Thor came out this week on Blu-Ray, and I had a great time watching it again. It also put the Marvel movie figure buying bug in me and so while I was picking up groceries at Walmart this weekend, I went a little crazy with the Thor and Captain America figures. As much as I loved Thor, I really had no intention of buying the figures, but after watching it again this week, I decided that I should at least have a movie Thor figure in my collection.
If you’ve read any of my features on the Iron Man 2 figures, than you know that I really dig Hasbro’s package designs for their Marvel movie figures. You get a picture of Thor in the upper left corner, an Avengers Assemble emblem in the right hand corner and a big bubble to show off the figure and his accessories. It’s attractive, functional and pretty much everything you could possibly want in a carded 3 3/4″ figure. The back panel shows off the figure’s gimmicks, has a little blurb about the character, and some images of other figures in the line. Not too shabby.
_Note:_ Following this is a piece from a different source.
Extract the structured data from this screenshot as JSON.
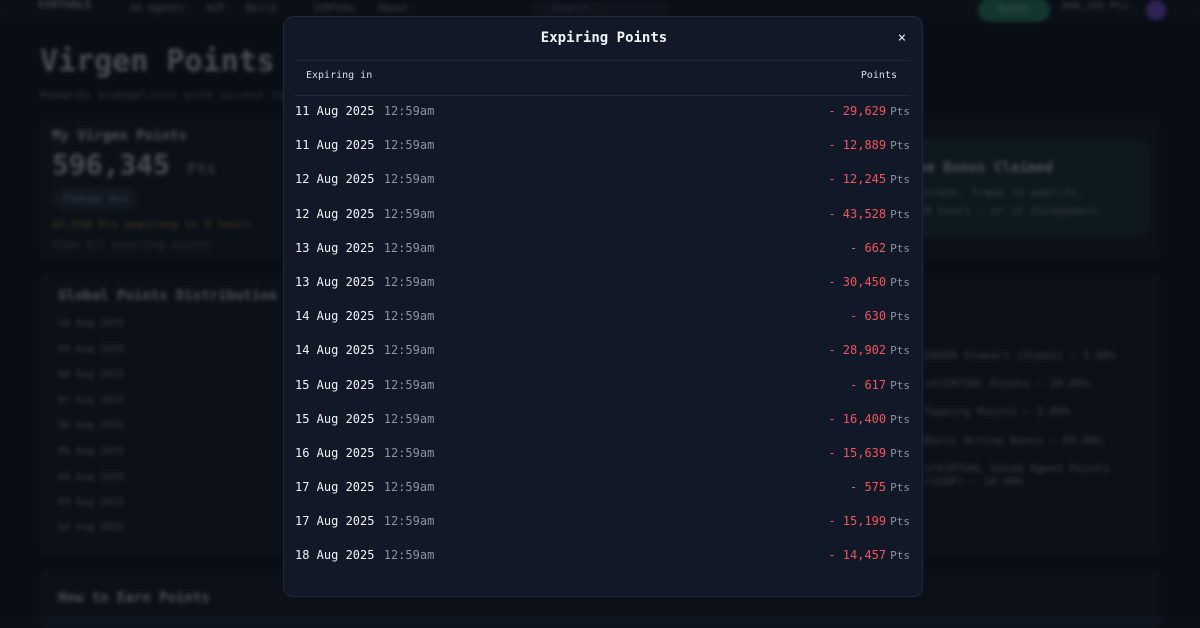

There are plenty of Thor’s on the pegs right now, so which one to choose when you only want to buy one? I chose the one with the least intrusive gimmick. The other Thor figures feature electronics in the hammer and less articulation, whereas Sword Spike Thor may sound like the dumbest idea for a Thor, but it takes all the gimmickry and confines it into one convenient throw-away accessory. Cool!
Back when Thor was in production, I was more than a little worried about what his modern outfit would look like, but in the end I liked his design and this figure really delivers on it well. The headsculpt bears a great likeness to actor Chris Hemsworth with some pretty complex yet precise paintwork. Not something I always expect to see in a Hasbro 3 3/4″ figure these days. I really thought I would have a problem with a Thor not wearing his iconic helmet, but I really don’t miss it that much. The body sculpt is extremely detailed from the scales on his armor sleeves to the scrollwork on his modernized chestplate. His cape is removable as it simply pegs into his back, and by removable I mean it sometimes likes to remove itself and fall off. It’s a little off putting to see Thor not as buffed out as usual, but in terms of the source material, I really have no complaints, the figure turned out great.
Thor’s articulation is great in theory, but stumbles a bit in practice. You get almost all the points we’ve come to expect from Hasbro’s modern 3 3/4″ figure bodies. As always, the neck is ball jointed. The arms feature ball joints in the shoulders and elbows and swivels in the wrists. The usual bicep swivel is missing, which irks me a bit. The legs feature ball joints in the thighs, double hinges in the knees, and ball jointed ankles. Thor doesn’t swivel at the waist, but he does have that funky universal ab joint that Hasbro features in all their modern 3 3/4″ figures nowadays. I really have grown to dislike the style of ball joints Hasbro is using for the hips. They’re too difficult to work and don’t give a really effective range of motion.
How about them accessories? Well, it wouldn’t be Thor without Mjolnir, and while the sculpt lacks the scrollwork on the sides of the hammer, it still looks mighty nice. On the other hand, you have the ridiculous transforming sword with the stupid looking extra thick blade that springs open at the press of a button to reveal some kind of blue rod. I dont’ want to beat up on this too bad, because a) It’s for kids, and they might think its cool, and b) considering the scale, I’m sure Hasbro did the best they could with such a smallish accessory. Like I said earlier, I’m happy to toss the sword into the dreaded “Tote of Accessories That I Shall Never Look Upon Again!!!” Mwahahahaha! At least it doesn’t impact on the figure at all. Oh yeah, no figure stand. Grrrr!
So yeah, toss aside his “Sword Spike” and this Thor is a great figure on just about all levels. I take some issues with his articulation, particularly those awful hip joints, but that’s something that Hasbro needs to work out across most of their modern 3 3/4″ figures. It’s not by any means a dealbreaker, just something that I think could be done better. I was hoping by now these figures would be clearancing themselves out, but I guess Hasbro and retailers were hanging on for dopes like me that suddenly want them after watching the Blu-Ray. He ran me just under eight bucks at Walmart, and hey, considering the sculpt, paint and articulation, that’s a heck of a lot better than the ten bucks I’m paying for Mattel’s Young Justice figures.